ICA Ambassador Reports,

Ambassador to Kenya Report

Antony Zagoritis (GG), December, 2017.

ICA Ambassador to Kenya

The gemstone mining situation in Kenya is weak at present. This is largely as a result of the new Mining Act which has created confusion and uncertainty regarding the continuity of Mining Licenses by an opaque interpretation of the issue of landholder consent.

There is some Tsavorite production but largely smaller pieces up to 1 gram and mostly light in color. The larger mines are unproductive due to court cases or uncertainty caused by security of tenure due to the aforementioned badly written sections of the new Mining Act which came into force this year.

Ruby: There has been some scattered production of small parcels from the alluvial Ruby deposit in Baringo district. This is due to resurgence in artisanal mining in the area but is very sporadic. Colors are mostly pinkish but some deeper reds. The vast majority of the production is flat alluvial pebbles mostly heavily included in the 0.1 to 1 gram sizes.

Orange ”Savannah” Tourmaline from Taita Taveta has been seen in the market this past few months coming from artisanal mines in the area. Mixed sizes and clarities with some larger sizes seen.

Yellow Sapphire from Garbatula is still being mined artisanally but poor mining methods and insecurity in the area has meant that most dealers are only seeing smaller stones in 1 gram sizes and below. Fine “canary yellow” colors and the majority of the crystals are clean. Some nice parti-colored crystals too.

The dealer’s market in Nairobi has been seeing quite a lot of Emerald coming in from Ethiopia this past 6 months – some very fine pieces resembling the old Tanzanian deposits of Sumbawanga and Manyara showing a deeply saturated bluish Green. Whilst many of the crystals are quite heavily included, but occasionally we are seeing some larger cleaner pieces with exceptional color.

Kenya Mining Forum

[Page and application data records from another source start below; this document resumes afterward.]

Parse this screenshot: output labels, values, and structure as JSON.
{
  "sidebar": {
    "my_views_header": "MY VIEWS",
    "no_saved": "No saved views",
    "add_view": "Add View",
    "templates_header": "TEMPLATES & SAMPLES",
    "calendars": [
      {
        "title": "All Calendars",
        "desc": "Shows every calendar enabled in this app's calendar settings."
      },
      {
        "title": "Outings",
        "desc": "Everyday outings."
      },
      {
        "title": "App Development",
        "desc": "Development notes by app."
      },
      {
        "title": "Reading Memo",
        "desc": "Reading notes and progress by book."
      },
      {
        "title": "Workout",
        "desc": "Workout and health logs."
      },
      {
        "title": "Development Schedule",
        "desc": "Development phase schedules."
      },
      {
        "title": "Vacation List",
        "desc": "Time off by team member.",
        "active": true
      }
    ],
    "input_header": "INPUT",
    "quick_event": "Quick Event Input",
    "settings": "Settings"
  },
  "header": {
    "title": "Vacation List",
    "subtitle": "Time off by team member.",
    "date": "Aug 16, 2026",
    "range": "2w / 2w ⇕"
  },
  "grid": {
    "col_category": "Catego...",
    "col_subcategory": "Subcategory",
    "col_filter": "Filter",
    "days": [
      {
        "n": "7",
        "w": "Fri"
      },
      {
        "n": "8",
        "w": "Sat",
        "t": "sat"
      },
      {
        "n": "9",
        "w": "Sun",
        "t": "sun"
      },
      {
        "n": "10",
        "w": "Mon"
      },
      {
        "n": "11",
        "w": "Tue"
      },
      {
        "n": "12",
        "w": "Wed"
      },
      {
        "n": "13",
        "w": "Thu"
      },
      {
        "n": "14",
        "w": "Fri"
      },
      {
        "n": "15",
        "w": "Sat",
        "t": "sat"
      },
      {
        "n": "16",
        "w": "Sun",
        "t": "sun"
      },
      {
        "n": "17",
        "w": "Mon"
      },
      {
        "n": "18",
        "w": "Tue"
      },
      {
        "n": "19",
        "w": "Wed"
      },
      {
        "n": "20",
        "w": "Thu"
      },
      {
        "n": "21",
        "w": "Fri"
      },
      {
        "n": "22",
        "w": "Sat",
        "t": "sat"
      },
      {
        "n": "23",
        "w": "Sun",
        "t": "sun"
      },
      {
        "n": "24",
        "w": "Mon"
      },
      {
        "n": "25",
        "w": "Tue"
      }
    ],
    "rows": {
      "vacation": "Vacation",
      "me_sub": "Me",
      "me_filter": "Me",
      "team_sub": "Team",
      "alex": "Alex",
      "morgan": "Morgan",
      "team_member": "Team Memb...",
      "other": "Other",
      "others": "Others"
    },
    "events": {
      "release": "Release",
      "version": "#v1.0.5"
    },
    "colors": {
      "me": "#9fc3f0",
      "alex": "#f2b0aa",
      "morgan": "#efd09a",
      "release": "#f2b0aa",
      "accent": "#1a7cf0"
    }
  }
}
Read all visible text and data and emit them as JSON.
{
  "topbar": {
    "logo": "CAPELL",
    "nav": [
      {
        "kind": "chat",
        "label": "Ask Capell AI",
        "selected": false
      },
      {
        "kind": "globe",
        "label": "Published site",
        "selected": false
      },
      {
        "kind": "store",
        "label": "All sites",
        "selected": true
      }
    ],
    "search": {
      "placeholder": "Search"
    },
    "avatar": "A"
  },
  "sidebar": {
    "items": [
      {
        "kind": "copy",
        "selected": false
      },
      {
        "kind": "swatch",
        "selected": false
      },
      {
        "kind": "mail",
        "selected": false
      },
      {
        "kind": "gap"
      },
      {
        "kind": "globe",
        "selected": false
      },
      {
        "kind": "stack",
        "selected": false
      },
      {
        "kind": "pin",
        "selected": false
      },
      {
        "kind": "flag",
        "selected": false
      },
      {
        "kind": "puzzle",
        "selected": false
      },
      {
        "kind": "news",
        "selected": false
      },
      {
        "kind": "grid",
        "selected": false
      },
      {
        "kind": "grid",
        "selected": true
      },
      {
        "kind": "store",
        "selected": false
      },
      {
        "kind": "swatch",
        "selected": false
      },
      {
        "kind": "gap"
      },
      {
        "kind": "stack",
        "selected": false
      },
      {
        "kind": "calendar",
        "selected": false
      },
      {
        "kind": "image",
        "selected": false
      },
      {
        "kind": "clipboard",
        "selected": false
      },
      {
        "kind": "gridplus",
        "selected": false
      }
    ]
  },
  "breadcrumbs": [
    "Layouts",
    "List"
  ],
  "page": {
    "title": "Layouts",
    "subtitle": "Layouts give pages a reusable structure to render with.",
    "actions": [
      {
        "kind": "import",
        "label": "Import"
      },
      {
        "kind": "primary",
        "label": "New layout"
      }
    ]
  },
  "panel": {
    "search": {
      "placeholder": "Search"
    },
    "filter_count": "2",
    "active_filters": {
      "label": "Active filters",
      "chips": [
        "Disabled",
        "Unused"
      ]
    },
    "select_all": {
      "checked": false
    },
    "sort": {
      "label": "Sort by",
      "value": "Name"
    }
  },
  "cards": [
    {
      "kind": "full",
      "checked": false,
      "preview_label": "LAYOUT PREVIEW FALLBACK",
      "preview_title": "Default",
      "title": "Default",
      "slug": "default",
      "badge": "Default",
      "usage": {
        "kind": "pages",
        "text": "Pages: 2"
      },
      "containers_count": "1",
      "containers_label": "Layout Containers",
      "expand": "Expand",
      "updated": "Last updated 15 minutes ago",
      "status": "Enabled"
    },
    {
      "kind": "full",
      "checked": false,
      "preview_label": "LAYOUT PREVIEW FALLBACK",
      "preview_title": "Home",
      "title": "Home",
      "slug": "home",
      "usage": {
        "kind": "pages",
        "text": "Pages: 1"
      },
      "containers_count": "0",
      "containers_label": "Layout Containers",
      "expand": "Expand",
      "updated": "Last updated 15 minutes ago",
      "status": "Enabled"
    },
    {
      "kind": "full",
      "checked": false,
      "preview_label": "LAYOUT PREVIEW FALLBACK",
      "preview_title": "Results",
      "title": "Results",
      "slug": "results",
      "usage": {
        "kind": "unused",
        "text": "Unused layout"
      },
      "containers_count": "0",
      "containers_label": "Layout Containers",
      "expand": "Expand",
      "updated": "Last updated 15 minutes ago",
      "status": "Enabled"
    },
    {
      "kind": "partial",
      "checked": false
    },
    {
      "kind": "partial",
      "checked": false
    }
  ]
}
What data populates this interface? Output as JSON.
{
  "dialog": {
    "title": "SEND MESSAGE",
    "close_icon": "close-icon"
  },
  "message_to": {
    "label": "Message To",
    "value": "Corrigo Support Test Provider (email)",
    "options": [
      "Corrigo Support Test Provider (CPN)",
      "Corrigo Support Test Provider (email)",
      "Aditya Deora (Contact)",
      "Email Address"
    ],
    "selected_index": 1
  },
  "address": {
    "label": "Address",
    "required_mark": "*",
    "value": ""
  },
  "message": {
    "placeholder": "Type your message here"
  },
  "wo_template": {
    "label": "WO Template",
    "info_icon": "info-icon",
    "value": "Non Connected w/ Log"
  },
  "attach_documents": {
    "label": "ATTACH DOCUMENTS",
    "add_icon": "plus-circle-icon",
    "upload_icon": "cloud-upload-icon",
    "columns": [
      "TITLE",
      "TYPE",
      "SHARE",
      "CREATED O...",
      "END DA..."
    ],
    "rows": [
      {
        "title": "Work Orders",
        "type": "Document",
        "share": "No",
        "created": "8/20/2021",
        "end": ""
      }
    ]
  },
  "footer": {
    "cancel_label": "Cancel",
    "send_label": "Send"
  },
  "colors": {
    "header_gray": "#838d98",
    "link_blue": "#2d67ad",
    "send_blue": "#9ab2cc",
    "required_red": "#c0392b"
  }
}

The 2nd Kenya Mining Forum was held at Nairobi’s Safari Park Hotel on December 4/5. It was a well attended event. The Cabinet Secretary, Hon. Dan Kazungu’s keynote speech gave the government’s position on the industry, chiefly that the government was aiming for greater transparency and efficiency in the sector. Whether the government achieves this will depend largely on amendments to the recently introduced Mining Act, particularly with regard to the issue of landholder consent which presently threatens to remove security of tenure of current miners and discourage investment.

The government also laid out its commitment to implement a zero rated import regime for mineral imports with a view to making Kenya a mineral hub and attract manufacturers and dealers. The political commitment to make this a reality remains to be seen to date.